The tyrants and the vampires they came to cut us down/Your flags and caps of liberty we’ll scatter all around
We know you are unarmed, and we will murder all we can/Women, men and children, and damn your ‘Rights of Man’

They formed themselves four deep, and three times over made the charge/With glittering swords and carbines their foul duty to discharge
The reformers they stood firm but the horsemen rode them down/They murdered their own neighbours, trampled them upon the ground

The flags and caps of liberty, these ruffians did destroy/But still one valiant female the colours she did fly
Her babe lay her arms, but still the butchers cut them through/And left her with her infant bleeding there at Peterloo

Through the crowd right to the hustings those ruffians cut their way/I’ve a charge against you Mr Hunt one of that crew did say
I am ready now says Henry Hunt I’m here at your command/So they took him to New Bailey Gaol according to their plan

One woman seeking for her son, a trooper there did meet/She knew him well, for many years they’d lived in the same street
I know you will not hurt me, Thomas Shelmerdine she said/But he cut her down that instant and left her lying with the dead*

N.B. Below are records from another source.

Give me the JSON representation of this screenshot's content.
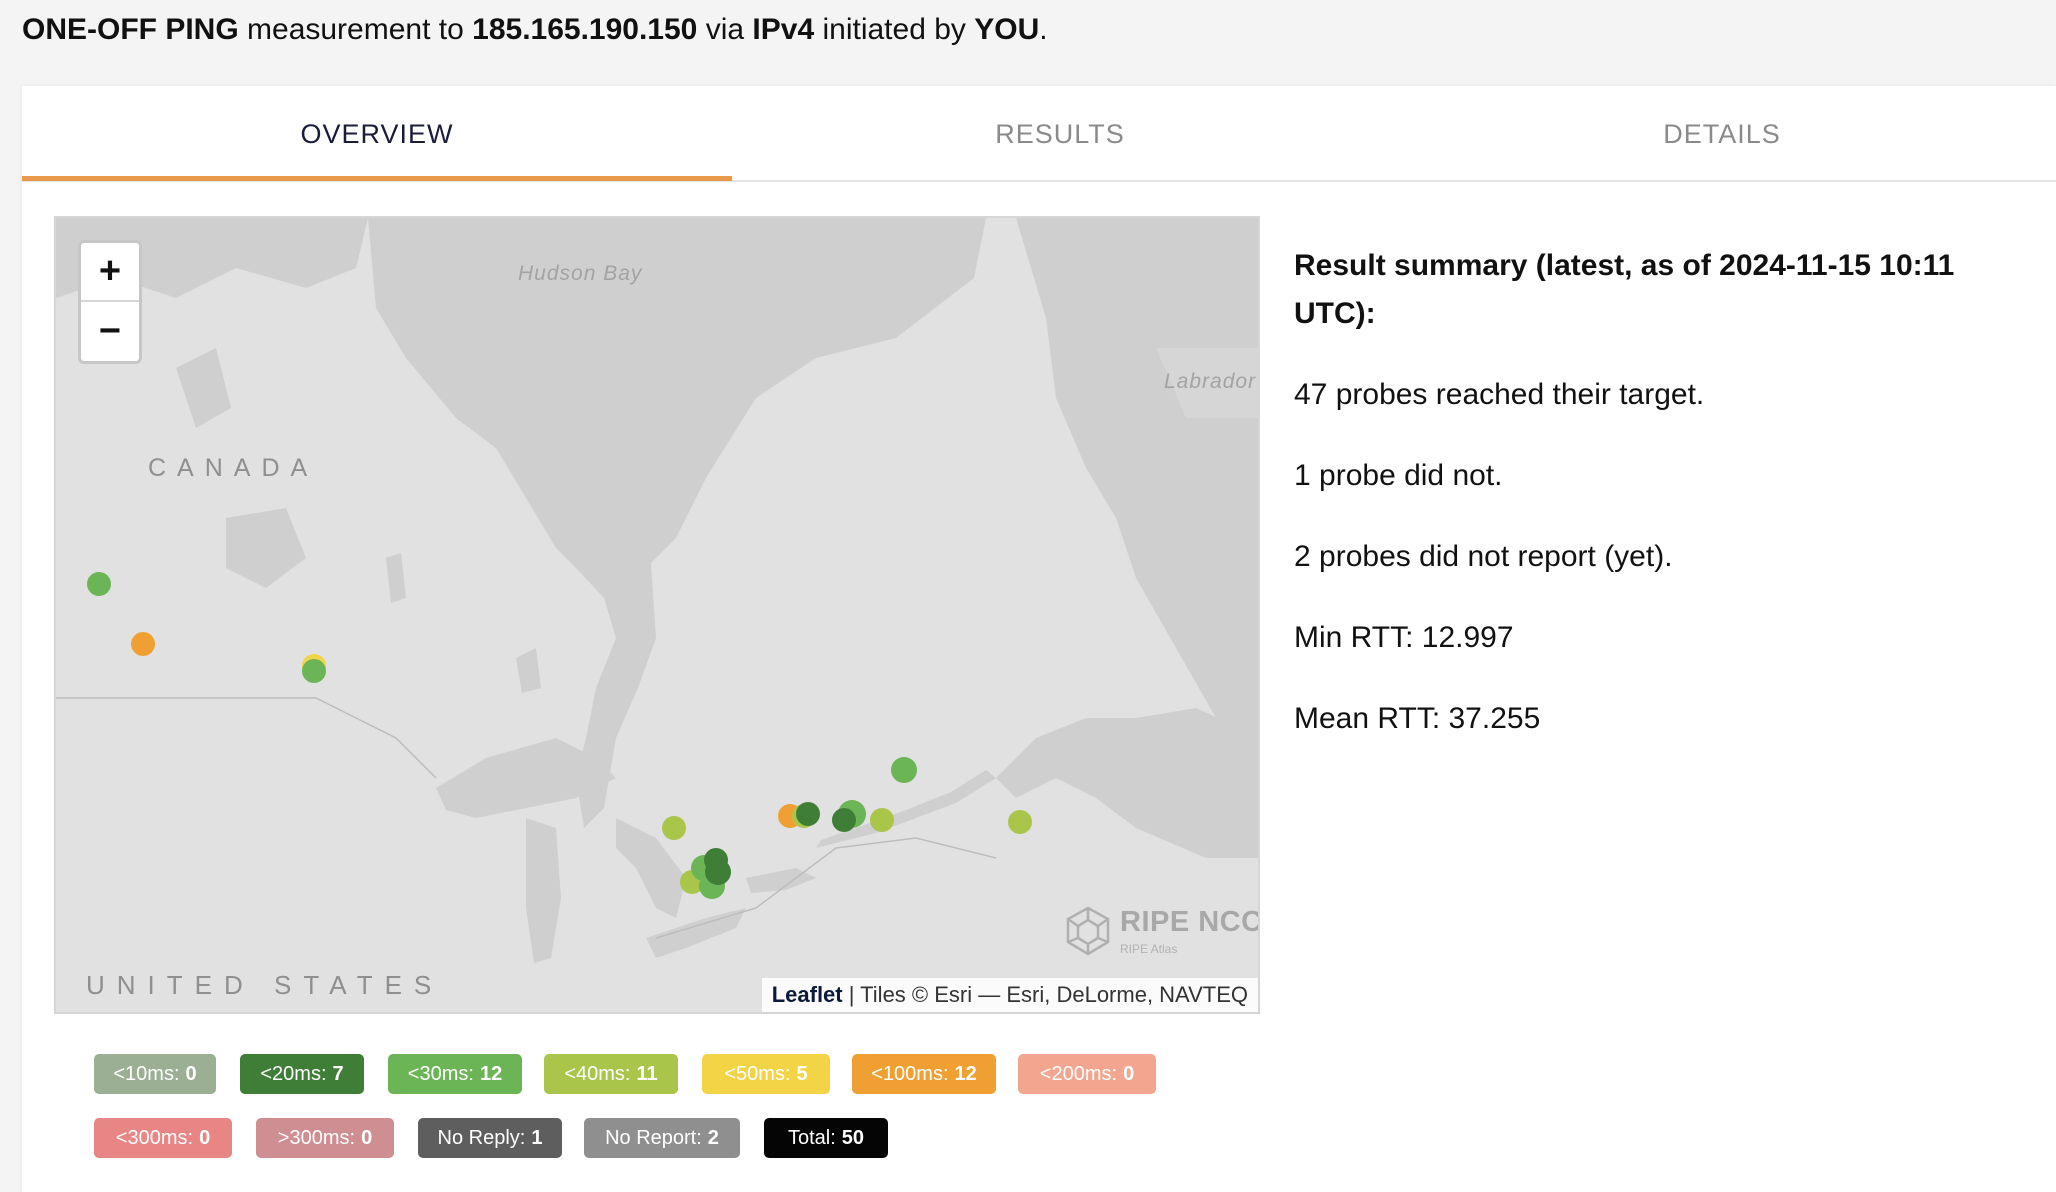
{
  "header": {
    "type": "ONE-OFF PING",
    "text1": "measurement to",
    "target": "185.165.190.150",
    "text2": "via",
    "protocol": "IPv4",
    "text3": "initiated by",
    "initiator": "YOU",
    "period": "."
  },
  "tabs": [
    {
      "label": "OVERVIEW",
      "active": true
    },
    {
      "label": "RESULTS",
      "active": false
    },
    {
      "label": "DETAILS",
      "active": false
    }
  ],
  "map": {
    "zoom_in": "+",
    "zoom_out": "−",
    "labels": {
      "canada": "CANADA",
      "united_states": "UNITED STATES",
      "hudson_bay": "Hudson Bay",
      "labrador": "Labrador"
    },
    "watermark": {
      "name": "RIPE NCC",
      "sub": "RIPE Atlas"
    },
    "attribution": {
      "leaflet": "Leaflet",
      "rest": " | Tiles © Esri — Esri, DeLorme, NAVTEQ"
    }
  },
  "summary": {
    "title": "Result summary (latest, as of 2024-11-15 10:11 UTC):",
    "reached": "47 probes reached their target.",
    "not_reached": "1 probe did not.",
    "not_reported": "2 probes did not report (yet).",
    "min_rtt": "Min RTT: 12.997",
    "mean_rtt": "Mean RTT: 37.255"
  },
  "legend": [
    {
      "label": "<10ms:",
      "count": "0",
      "color": "#9aaf94"
    },
    {
      "label": "<20ms:",
      "count": "7",
      "color": "#3f7e37"
    },
    {
      "label": "<30ms:",
      "count": "12",
      "color": "#6bb556"
    },
    {
      "label": "<40ms:",
      "count": "11",
      "color": "#a9c64a"
    },
    {
      "label": "<50ms:",
      "count": "5",
      "color": "#f3d446"
    },
    {
      "label": "<100ms:",
      "count": "12",
      "color": "#f0a033"
    },
    {
      "label": "<200ms:",
      "count": "0",
      "color": "#f2a68f"
    },
    {
      "label": "<300ms:",
      "count": "0",
      "color": "#e88585"
    },
    {
      "label": ">300ms:",
      "count": "0",
      "color": "#cf8e92"
    },
    {
      "label": "No Reply:",
      "count": "1",
      "color": "#5e5e5e"
    },
    {
      "label": "No Report:",
      "count": "2",
      "color": "#8f8f8f"
    },
    {
      "label": "Total:",
      "count": "50",
      "color": "#050505"
    }
  ],
  "colors": {
    "tab_accent": "#e8994a",
    "land": "#e1e1e1",
    "water": "#cfcfcf"
  }
}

So come all you brave patriots wherever that you be/You must unite together to gain your liberty
Don’t forget those murderers, with justice them pursue/And all those cruel tyrants on that day at Peterloo

*The verse refers to Margaret Goodwin, a 60-year-old widow severely injured by her neighbor, Yeoman Shelmerdine; she filed a civil suit against the soldier but it was thrown out of court


Peterloo film trailer.

Leave a Reply